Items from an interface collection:

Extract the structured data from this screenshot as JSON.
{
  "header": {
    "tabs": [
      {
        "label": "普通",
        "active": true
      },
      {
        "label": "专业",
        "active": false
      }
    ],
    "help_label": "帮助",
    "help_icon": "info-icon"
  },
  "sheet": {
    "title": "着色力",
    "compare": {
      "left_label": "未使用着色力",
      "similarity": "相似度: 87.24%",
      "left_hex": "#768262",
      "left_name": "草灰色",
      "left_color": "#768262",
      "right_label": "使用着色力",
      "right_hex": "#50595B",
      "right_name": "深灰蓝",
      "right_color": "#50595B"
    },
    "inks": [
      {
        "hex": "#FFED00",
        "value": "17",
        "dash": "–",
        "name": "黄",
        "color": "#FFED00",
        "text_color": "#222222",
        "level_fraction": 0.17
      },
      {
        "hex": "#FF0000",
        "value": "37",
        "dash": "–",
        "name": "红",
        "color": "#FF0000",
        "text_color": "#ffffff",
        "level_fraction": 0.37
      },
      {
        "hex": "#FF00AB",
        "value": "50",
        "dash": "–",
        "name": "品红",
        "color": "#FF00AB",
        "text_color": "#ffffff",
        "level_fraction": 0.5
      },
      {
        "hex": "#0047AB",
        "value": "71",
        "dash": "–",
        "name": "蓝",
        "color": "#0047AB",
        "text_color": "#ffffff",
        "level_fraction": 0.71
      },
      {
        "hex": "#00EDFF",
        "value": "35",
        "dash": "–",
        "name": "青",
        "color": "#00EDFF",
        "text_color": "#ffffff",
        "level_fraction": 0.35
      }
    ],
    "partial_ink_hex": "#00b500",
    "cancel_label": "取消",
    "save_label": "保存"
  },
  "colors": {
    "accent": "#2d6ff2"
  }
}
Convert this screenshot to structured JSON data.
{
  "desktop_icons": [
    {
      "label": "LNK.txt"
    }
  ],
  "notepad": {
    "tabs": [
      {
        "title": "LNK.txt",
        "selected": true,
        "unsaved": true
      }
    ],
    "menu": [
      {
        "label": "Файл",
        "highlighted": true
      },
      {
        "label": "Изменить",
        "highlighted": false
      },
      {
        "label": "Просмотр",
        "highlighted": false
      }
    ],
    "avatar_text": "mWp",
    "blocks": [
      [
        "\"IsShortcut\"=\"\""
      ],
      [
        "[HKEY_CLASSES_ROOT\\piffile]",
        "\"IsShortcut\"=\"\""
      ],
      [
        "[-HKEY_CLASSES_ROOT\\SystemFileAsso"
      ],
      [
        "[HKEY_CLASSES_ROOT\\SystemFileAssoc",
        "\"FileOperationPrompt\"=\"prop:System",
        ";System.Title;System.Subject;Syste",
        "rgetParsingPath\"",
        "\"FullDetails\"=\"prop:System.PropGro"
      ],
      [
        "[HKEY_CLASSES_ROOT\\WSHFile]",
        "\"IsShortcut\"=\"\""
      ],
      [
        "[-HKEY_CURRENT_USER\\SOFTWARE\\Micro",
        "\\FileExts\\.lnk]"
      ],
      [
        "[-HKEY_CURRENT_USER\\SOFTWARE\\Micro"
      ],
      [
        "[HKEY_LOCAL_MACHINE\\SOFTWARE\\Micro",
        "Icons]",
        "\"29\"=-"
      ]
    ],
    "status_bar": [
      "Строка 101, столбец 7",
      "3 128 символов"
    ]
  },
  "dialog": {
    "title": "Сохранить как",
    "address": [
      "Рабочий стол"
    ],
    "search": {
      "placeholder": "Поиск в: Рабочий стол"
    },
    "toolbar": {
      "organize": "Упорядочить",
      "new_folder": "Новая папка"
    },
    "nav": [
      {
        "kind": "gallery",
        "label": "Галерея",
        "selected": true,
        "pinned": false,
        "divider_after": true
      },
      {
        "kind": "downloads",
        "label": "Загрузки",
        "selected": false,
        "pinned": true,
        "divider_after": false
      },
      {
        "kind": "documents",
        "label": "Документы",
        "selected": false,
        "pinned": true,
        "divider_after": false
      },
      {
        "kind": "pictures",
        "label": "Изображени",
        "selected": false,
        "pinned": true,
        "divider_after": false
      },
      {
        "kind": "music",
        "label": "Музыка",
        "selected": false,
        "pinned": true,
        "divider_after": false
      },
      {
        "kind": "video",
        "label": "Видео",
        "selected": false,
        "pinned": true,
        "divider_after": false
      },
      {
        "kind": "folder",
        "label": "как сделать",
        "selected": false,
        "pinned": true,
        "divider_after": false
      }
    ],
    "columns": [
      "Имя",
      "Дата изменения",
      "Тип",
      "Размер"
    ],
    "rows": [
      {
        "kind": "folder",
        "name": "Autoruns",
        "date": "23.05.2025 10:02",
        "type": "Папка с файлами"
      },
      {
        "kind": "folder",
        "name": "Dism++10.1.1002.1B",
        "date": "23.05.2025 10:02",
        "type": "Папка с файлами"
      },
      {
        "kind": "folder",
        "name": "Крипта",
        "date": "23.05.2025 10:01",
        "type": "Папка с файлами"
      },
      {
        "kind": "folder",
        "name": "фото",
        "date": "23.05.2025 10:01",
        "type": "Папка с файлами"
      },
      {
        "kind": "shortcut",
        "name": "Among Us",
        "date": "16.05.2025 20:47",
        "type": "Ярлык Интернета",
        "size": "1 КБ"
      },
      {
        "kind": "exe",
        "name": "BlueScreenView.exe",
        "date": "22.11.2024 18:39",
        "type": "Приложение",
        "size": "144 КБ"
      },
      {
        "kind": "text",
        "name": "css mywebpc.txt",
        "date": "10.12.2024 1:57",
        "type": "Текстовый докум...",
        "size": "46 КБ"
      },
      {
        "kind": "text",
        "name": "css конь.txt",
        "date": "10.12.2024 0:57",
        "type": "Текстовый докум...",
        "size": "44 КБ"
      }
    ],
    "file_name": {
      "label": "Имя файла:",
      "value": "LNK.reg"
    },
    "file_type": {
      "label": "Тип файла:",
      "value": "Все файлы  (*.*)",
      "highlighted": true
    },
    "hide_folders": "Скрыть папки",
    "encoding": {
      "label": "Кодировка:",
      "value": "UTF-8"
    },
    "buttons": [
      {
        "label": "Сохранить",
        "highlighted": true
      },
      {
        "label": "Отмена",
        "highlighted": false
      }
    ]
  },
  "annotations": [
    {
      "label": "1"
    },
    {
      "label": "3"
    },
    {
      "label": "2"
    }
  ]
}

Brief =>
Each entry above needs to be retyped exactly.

Exercise solution =>
Extract the structured data from this screenshot as JSON.
{
  "header": {
    "tabs": [
      {
        "label": "普通",
        "active": true
      },
      {
        "label": "专业",
        "active": false
      }
    ],
    "help_label": "帮助",
    "help_icon": "info-icon"
  },
  "sheet": {
    "title": "着色力",
    "compare": {
      "left_label": "未使用着色力",
      "similarity": "相似度: 87.24%",
      "left_hex": "#768262",
      "left_name": "草灰色",
      "left_color": "#768262",
      "right_label": "使用着色力",
      "right_hex": "#50595B",
      "right_name": "深灰蓝",
      "right_color": "#50595B"
    },
    "inks": [
      {
        "hex": "#FFED00",
        "value": "17",
        "dash": "–",
        "name": "黄",
        "color": "#FFED00",
        "text_color": "#222222",
        "level_fraction": 0.17
      },
      {
        "hex": "#FF0000",
        "value": "37",
        "dash": "–",
        "name": "红",
        "color": "#FF0000",
        "text_color": "#ffffff",
        "level_fraction": 0.37
      },
      {
        "hex": "#FF00AB",
        "value": "50",
        "dash": "–",
        "name": "品红",
        "color": "#FF00AB",
        "text_color": "#ffffff",
        "level_fraction": 0.5
      },
      {
        "hex": "#0047AB",
        "value": "71",
        "dash": "–",
        "name": "蓝",
        "color": "#0047AB",
        "text_color": "#ffffff",
        "level_fraction": 0.71
      },
      {
        "hex": "#00EDFF",
        "value": "35",
        "dash": "–",
        "name": "青",
        "color": "#00EDFF",
        "text_color": "#ffffff",
        "level_fraction": 0.35
      }
    ],
    "partial_ink_hex": "#00b500",
    "cancel_label": "取消",
    "save_label": "保存"
  },
  "colors": {
    "accent": "#2d6ff2"
  }
}
Convert this screenshot to structured JSON data.
{
  "desktop_icons": [
    {
      "label": "LNK.txt"
    }
  ],
  "notepad": {
    "tabs": [
      {
        "title": "LNK.txt",
        "selected": true,
        "unsaved": true
      }
    ],
    "menu": [
      {
        "label": "Файл",
        "highlighted": true
      },
      {
        "label": "Изменить",
        "highlighted": false
      },
      {
        "label": "Просмотр",
        "highlighted": false
      }
    ],
    "avatar_text": "mWp",
    "blocks": [
      [
        "\"IsShortcut\"=\"\""
      ],
      [
        "[HKEY_CLASSES_ROOT\\piffile]",
        "\"IsShortcut\"=\"\""
      ],
      [
        "[-HKEY_CLASSES_ROOT\\SystemFileAsso"
      ],
      [
        "[HKEY_CLASSES_ROOT\\SystemFileAssoc",
        "\"FileOperationPrompt\"=\"prop:System",
        ";System.Title;System.Subject;Syste",
        "rgetParsingPath\"",
        "\"FullDetails\"=\"prop:System.PropGro"
      ],
      [
        "[HKEY_CLASSES_ROOT\\WSHFile]",
        "\"IsShortcut\"=\"\""
      ],
      [
        "[-HKEY_CURRENT_USER\\SOFTWARE\\Micro",
        "\\FileExts\\.lnk]"
      ],
      [
        "[-HKEY_CURRENT_USER\\SOFTWARE\\Micro"
      ],
      [
        "[HKEY_LOCAL_MACHINE\\SOFTWARE\\Micro",
        "Icons]",
        "\"29\"=-"
      ]
    ],
    "status_bar": [
      "Строка 101, столбец 7",
      "3 128 символов"
    ]
  },
  "dialog": {
    "title": "Сохранить как",
    "address": [
      "Рабочий стол"
    ],
    "search": {
      "placeholder": "Поиск в: Рабочий стол"
    },
    "toolbar": {
      "organize": "Упорядочить",
      "new_folder": "Новая папка"
    },
    "nav": [
      {
        "kind": "gallery",
        "label": "Галерея",
        "selected": true,
        "pinned": false,
        "divider_after": true
      },
      {
        "kind": "downloads",
        "label": "Загрузки",
        "selected": false,
        "pinned": true,
        "divider_after": false
      },
      {
        "kind": "documents",
        "label": "Документы",
        "selected": false,
        "pinned": true,
        "divider_after": false
      },
      {
        "kind": "pictures",
        "label": "Изображени",
        "selected": false,
        "pinned": true,
        "divider_after": false
      },
      {
        "kind": "music",
        "label": "Музыка",
        "selected": false,
        "pinned": true,
        "divider_after": false
      },
      {
        "kind": "video",
        "label": "Видео",
        "selected": false,
        "pinned": true,
        "divider_after": false
      },
      {
        "kind": "folder",
        "label": "как сделать",
        "selected": false,
        "pinned": true,
        "divider_after": false
      }
    ],
    "columns": [
      "Имя",
      "Дата изменения",
      "Тип",
      "Размер"
    ],
    "rows": [
      {
        "kind": "folder",
        "name": "Autoruns",
        "date": "23.05.2025 10:02",
        "type": "Папка с файлами"
      },
      {
        "kind": "folder",
        "name": "Dism++10.1.1002.1B",
        "date": "23.05.2025 10:02",
        "type": "Папка с файлами"
      },
      {
        "kind": "folder",
        "name": "Крипта",
        "date": "23.05.2025 10:01",
        "type": "Папка с файлами"
      },
      {
        "kind": "folder",
        "name": "фото",
        "date": "23.05.2025 10:01",
        "type": "Папка с файлами"
      },
      {
        "kind": "shortcut",
        "name": "Among Us",
        "date": "16.05.2025 20:47",
        "type": "Ярлык Интернета",
        "size": "1 КБ"
      },
      {
        "kind": "exe",
        "name": "BlueScreenView.exe",
        "date": "22.11.2024 18:39",
        "type": "Приложение",
        "size": "144 КБ"
      },
      {
        "kind": "text",
        "name": "css mywebpc.txt",
        "date": "10.12.2024 1:57",
        "type": "Текстовый докум...",
        "size": "46 КБ"
      },
      {
        "kind": "text",
        "name": "css конь.txt",
        "date": "10.12.2024 0:57",
        "type": "Текстовый докум...",
        "size": "44 КБ"
      }
    ],
    "file_name": {
      "label": "Имя файла:",
      "value": "LNK.reg"
    },
    "file_type": {
      "label": "Тип файла:",
      "value": "Все файлы  (*.*)",
      "highlighted": true
    },
    "hide_folders": "Скрыть папки",
    "encoding": {
      "label": "Кодировка:",
      "value": "UTF-8"
    },
    "buttons": [
      {
        "label": "Сохранить",
        "highlighted": true
      },
      {
        "label": "Отмена",
        "highlighted": false
      }
    ]
  },
  "annotations": [
    {
      "label": "1"
    },
    {
      "label": "3"
    },
    {
      "label": "2"
    }
  ]
}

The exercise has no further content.